Since the start of Russia’s invasion of Ukraine on February 24, 2022, Moscow’s mighty army has suffered a string of defeats against Ukrainian troops, who are backed by the United States and its European allies. The conflict has turned into a war of attrition in which Russia is gathering setbacks.
On the Ukrainian side, Soledar’s defense has an operational interest: buying time. “Thanks to the resistance of our soldiers there, in Soledar, we get extra time and [préservé] troops for Ukraine,” Ukrainian President Volodymyr Zelensky said late Monday, adding: “Everything was completely destroyed (…) The entire Soledar area was covered with the corpses of invaders and bears the scars of the explosions. This is what madness is like.”
Because Moscow seeks victory at any cost, even if it leaves a bitter taste. In Soledar, the Russians had deployed a large number of units formed from the best reserves of the Wagner group, going raid after raid to win over the threatened town.
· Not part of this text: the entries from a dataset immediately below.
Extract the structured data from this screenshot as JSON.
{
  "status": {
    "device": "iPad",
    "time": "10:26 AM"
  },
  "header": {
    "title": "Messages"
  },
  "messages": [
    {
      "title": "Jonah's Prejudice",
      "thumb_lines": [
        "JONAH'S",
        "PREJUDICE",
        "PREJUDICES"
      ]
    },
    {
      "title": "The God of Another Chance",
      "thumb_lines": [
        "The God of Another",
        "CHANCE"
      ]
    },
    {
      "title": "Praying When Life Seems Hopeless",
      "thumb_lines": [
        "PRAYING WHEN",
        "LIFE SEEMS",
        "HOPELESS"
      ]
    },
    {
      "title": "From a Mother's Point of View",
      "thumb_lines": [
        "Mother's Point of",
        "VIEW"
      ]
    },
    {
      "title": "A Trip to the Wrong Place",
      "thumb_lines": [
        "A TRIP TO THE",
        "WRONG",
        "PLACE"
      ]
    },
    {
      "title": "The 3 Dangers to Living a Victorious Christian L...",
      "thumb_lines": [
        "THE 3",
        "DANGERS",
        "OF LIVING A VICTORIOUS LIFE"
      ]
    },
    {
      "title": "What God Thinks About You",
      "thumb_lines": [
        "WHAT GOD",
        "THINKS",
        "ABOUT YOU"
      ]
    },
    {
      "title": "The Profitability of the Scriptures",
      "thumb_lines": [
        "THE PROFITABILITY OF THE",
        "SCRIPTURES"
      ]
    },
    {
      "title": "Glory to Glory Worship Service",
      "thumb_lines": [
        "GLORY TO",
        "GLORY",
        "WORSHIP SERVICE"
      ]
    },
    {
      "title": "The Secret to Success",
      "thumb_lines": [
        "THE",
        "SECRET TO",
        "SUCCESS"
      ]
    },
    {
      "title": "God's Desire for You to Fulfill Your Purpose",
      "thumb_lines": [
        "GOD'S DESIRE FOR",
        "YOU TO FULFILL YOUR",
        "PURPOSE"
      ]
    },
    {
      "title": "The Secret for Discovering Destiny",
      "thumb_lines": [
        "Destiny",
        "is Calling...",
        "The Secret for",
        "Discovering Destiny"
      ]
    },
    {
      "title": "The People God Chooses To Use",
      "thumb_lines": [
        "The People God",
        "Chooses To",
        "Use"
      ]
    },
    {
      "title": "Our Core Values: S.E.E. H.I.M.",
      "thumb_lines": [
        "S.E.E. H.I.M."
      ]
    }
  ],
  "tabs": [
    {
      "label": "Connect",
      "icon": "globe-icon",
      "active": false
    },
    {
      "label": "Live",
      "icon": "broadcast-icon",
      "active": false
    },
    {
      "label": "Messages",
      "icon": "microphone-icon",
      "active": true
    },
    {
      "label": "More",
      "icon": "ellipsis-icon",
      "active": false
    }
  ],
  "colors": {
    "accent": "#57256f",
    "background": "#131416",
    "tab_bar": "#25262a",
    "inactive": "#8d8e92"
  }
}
“Russia will definitely present the battle of Soledar as a major victory,” said Sim Tac, a defense strategist. “But in fact, this kind of attack was very costly in terms of equipment destroyed and loss of fighters, as happened at the battle of Popasna”, a town in the Lugansk region, east of Soledar, which was captured in May by Russian troops, where their equipment ” totally destroyed”, said the expert.
“We’ve seen Russia have to revise its goals the way it lost Kherson and Kharkiv territories”, Sim Tac explained, referring to Russia’s withdrawal from almost all of Kharkiv in the north-east of the country in September and recapturing the city of Kherson – its only capital. region that fell to Russia – by Ukrainian troops last November. “The truth is that Moscow is engaged in a time-consuming ground war, where the cold doesn’t help, and where progress is painfully slow.”